Scotiabank Economics noted that “the strengthening in the pace of global economic activity is based on a lengthening list of growth-reinforcing factors and is long overdue. The most important factor is the re-emergence of the United States as the growth leader in the high-income advanced world and its potential to outperform expectations after a multi-year period of underperformance.”
A reinvigorated U.S. (and global) economy should translate into better prospects for Canada’s export sector. To reap the full benefits; however, we need to strengthen our competitiveness, tap new markets and secure and grow our involvement in global supply chains.
Government can play an instrumental role in strengthening competitiveness by improving the policy setting—for example, reducing the regulatory burden, cutting high marginal personal income tax rates, shifting away from taxing income and profits to taxing consumption, investing in infrastructure and education, and championing unencumbered global trade and investment—however, the onus is on businesses to craft a sustainable competitive advantage to capitalize on these opportunities.
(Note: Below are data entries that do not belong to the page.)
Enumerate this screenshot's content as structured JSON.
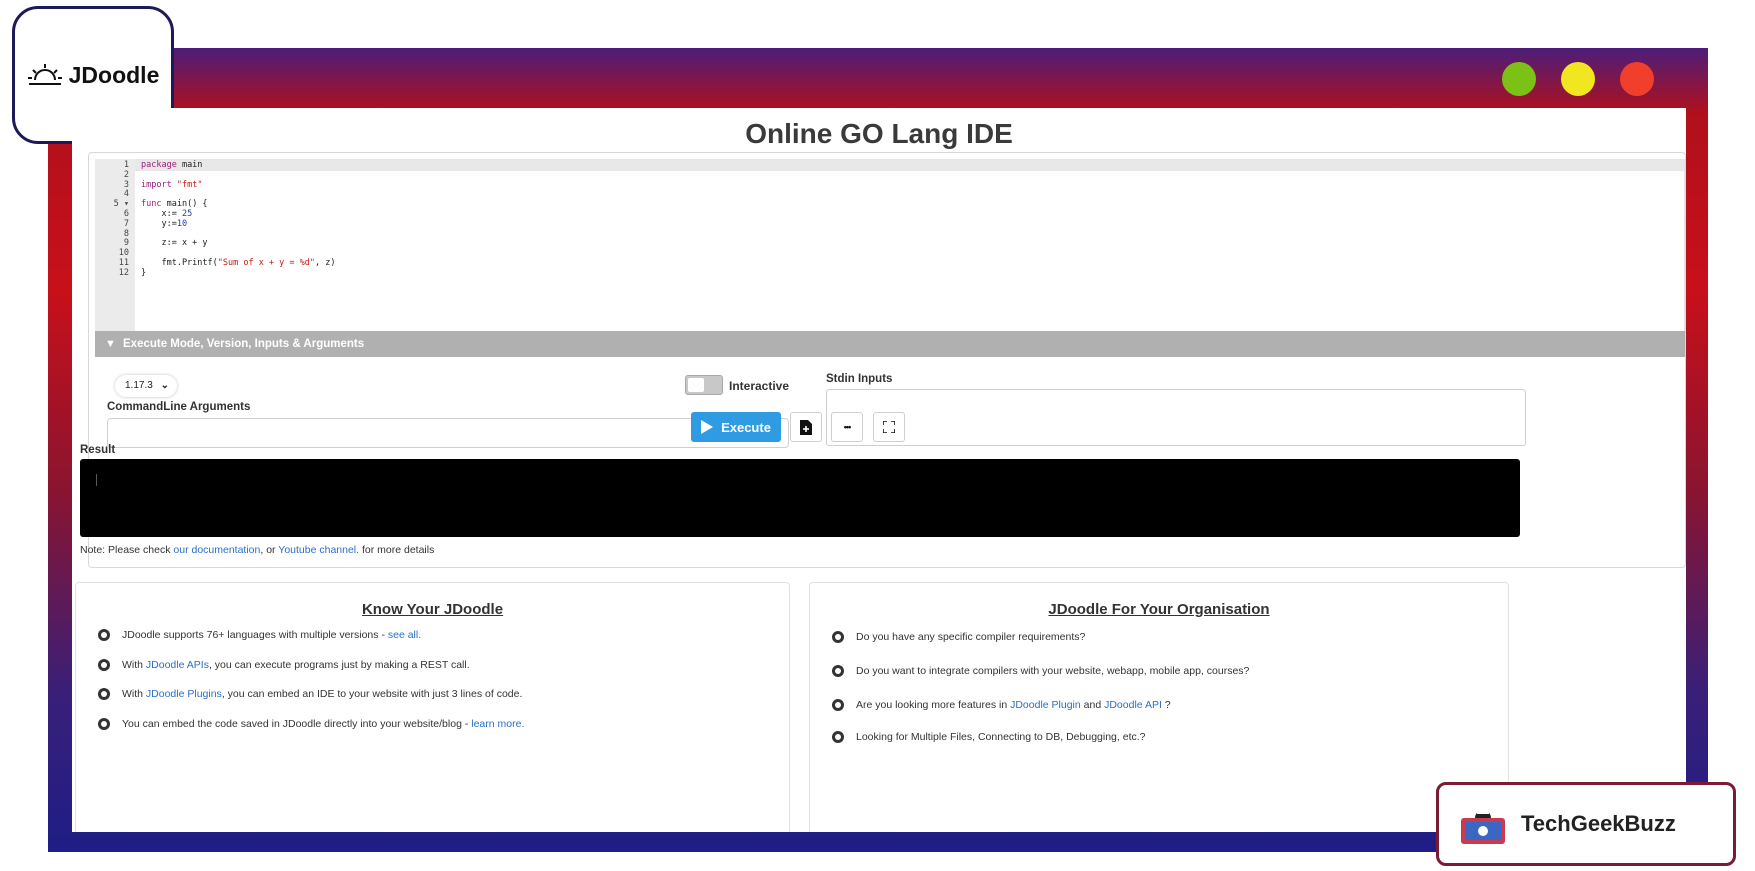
{
  "logo": {
    "text": "JDoodle",
    "icon": "sunrise-icon"
  },
  "window_controls": {
    "colors": [
      "#7cc115",
      "#f2e620",
      "#f0402b"
    ]
  },
  "page": {
    "title": "Online GO Lang IDE"
  },
  "editor": {
    "line_numbers": [
      "1",
      "2",
      "3",
      "4",
      "5",
      "6",
      "7",
      "8",
      "9",
      "10",
      "11",
      "12"
    ],
    "fold_marker": "▾",
    "code_lines": [
      "package main",
      "",
      "import \"fmt\"",
      "",
      "func main() {",
      "    x:= 25",
      "    y:=10",
      "",
      "    z:= x + y",
      "",
      "    fmt.Printf(\"Sum of x + y = %d\", z)",
      "}"
    ]
  },
  "execute_panel": {
    "header": "Execute Mode, Version, Inputs & Arguments",
    "version": "1.17.3",
    "interactive_label": "Interactive",
    "cmd_args_label": "CommandLine Arguments",
    "stdin_label": "Stdin Inputs"
  },
  "toolbar": {
    "execute_label": "Execute",
    "more_label": "•••"
  },
  "result": {
    "label": "Result"
  },
  "note": {
    "prefix": "Note: Please check ",
    "link1": "our documentation",
    "mid": ", or ",
    "link2": "Youtube channel.",
    "suffix": " for more details"
  },
  "cards": {
    "left": {
      "title": "Know Your JDoodle",
      "items": [
        {
          "text": "JDoodle supports 76+ languages with multiple versions - ",
          "link": "see all.",
          "after": ""
        },
        {
          "text": "With ",
          "link": "JDoodle APIs",
          "after": ", you can execute programs just by making a REST call."
        },
        {
          "text": "With ",
          "link": "JDoodle Plugins",
          "after": ", you can embed an IDE to your website with just 3 lines of code."
        },
        {
          "text": "You can embed the code saved in JDoodle directly into your website/blog - ",
          "link": "learn more.",
          "after": ""
        }
      ]
    },
    "right": {
      "title": "JDoodle For Your Organisation",
      "items": [
        {
          "text": "Do you have any specific compiler requirements?"
        },
        {
          "text": "Do you want to integrate compilers with your website, webapp, mobile app, courses?"
        },
        {
          "text": "Are you looking more features in ",
          "link": "JDoodle Plugin",
          "mid": " and ",
          "link2": "JDoodle API",
          "after": " ?"
        },
        {
          "text": "Looking for Multiple Files, Connecting to DB, Debugging, etc.?"
        }
      ]
    }
  },
  "watermark": {
    "text": "TechGeekBuzz"
  }
}
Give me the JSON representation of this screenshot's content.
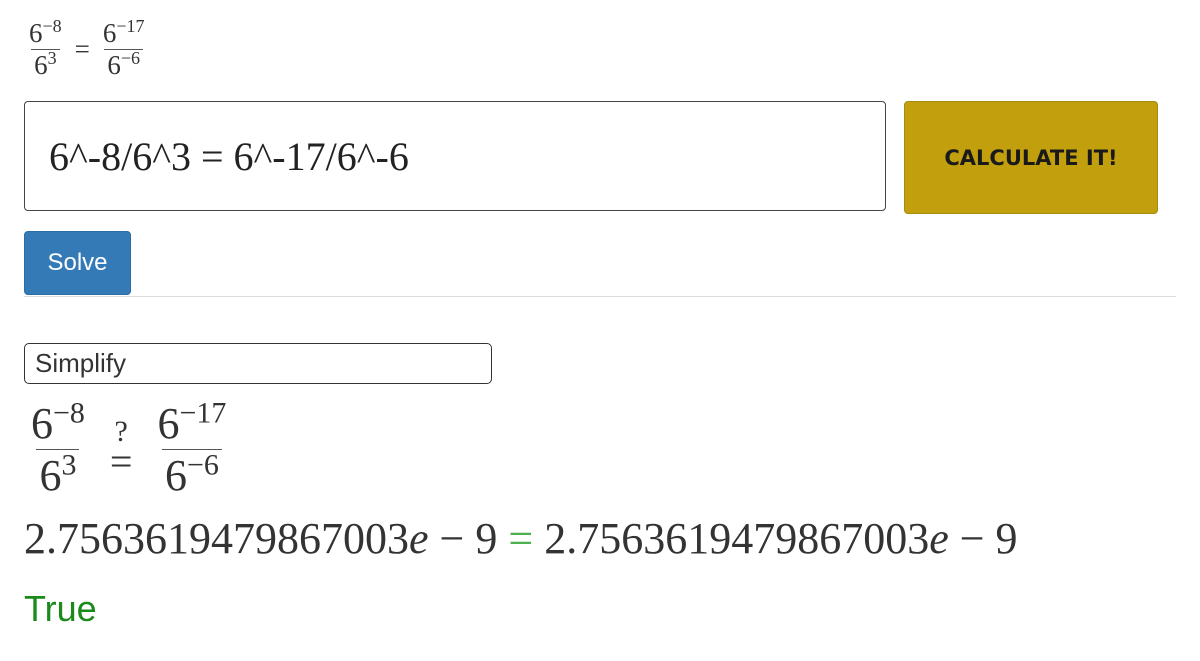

To become more competitive, businesses must relentlessly focus on enhancing their operational efficiency and on reducing costs, continually upgrade the skills of their workforce, constantly improve their products and services, work with government to penetrate new markets, invest in R&D and in information and communications technology, and build internationally recognizable brands.
Because Canada’s exports depend in varying degrees on imported inputs (goods and services), its capacity to import world class inputs is just as critical to its competitiveness and success in international markets as is its capacity to export. As such, managing supply chain relationships and leveraging global supply chains is a business imperative.
— Tina Kremmidas is the Chief Economist of the Canadian Chamber of Commerce